= DATA IN THIS EXERCISE =
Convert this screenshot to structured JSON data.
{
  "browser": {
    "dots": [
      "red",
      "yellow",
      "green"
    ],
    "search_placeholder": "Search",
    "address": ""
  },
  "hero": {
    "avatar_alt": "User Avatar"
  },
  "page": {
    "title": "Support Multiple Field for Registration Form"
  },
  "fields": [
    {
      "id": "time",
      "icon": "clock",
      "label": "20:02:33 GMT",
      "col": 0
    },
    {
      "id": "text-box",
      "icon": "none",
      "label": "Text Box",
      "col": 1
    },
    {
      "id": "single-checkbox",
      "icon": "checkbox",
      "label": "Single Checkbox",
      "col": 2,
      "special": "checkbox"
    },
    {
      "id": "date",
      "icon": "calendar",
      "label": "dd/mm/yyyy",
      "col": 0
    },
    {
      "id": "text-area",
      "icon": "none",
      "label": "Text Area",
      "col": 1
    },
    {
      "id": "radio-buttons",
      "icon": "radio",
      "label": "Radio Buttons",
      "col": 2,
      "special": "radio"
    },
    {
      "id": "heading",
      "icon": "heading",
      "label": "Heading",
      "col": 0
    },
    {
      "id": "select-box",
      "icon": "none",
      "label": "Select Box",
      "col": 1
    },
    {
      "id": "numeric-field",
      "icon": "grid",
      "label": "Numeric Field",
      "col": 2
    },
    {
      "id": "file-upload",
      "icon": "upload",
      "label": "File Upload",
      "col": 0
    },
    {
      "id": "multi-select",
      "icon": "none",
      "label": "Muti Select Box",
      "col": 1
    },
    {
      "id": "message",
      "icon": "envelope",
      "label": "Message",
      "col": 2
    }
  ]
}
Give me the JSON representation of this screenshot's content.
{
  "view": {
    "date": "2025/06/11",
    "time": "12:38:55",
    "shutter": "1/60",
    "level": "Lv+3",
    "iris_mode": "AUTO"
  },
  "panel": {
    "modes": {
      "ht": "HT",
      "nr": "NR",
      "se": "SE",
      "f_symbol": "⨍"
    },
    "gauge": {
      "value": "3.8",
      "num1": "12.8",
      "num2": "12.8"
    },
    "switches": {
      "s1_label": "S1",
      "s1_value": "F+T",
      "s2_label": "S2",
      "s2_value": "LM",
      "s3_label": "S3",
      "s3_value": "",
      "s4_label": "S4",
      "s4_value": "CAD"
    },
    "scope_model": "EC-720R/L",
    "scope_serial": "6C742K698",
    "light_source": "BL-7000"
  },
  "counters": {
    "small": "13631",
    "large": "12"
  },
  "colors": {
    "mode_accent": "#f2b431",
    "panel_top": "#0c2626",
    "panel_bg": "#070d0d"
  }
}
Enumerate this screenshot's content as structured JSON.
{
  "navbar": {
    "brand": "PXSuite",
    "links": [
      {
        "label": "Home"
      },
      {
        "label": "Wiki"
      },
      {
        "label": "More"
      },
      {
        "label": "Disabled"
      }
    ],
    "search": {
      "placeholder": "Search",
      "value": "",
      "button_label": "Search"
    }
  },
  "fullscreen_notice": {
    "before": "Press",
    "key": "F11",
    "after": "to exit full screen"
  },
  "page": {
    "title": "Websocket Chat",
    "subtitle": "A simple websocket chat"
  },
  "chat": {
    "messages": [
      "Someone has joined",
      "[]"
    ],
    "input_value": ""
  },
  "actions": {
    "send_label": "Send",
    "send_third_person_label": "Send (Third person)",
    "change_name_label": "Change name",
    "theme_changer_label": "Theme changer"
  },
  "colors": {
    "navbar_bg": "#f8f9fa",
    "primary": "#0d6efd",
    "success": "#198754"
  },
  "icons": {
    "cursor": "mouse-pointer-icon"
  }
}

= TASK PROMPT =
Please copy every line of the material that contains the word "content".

= SOLUTION BELOW =
Give me the JSON representation of this screenshot's content.
Enumerate this screenshot's content as structured JSON.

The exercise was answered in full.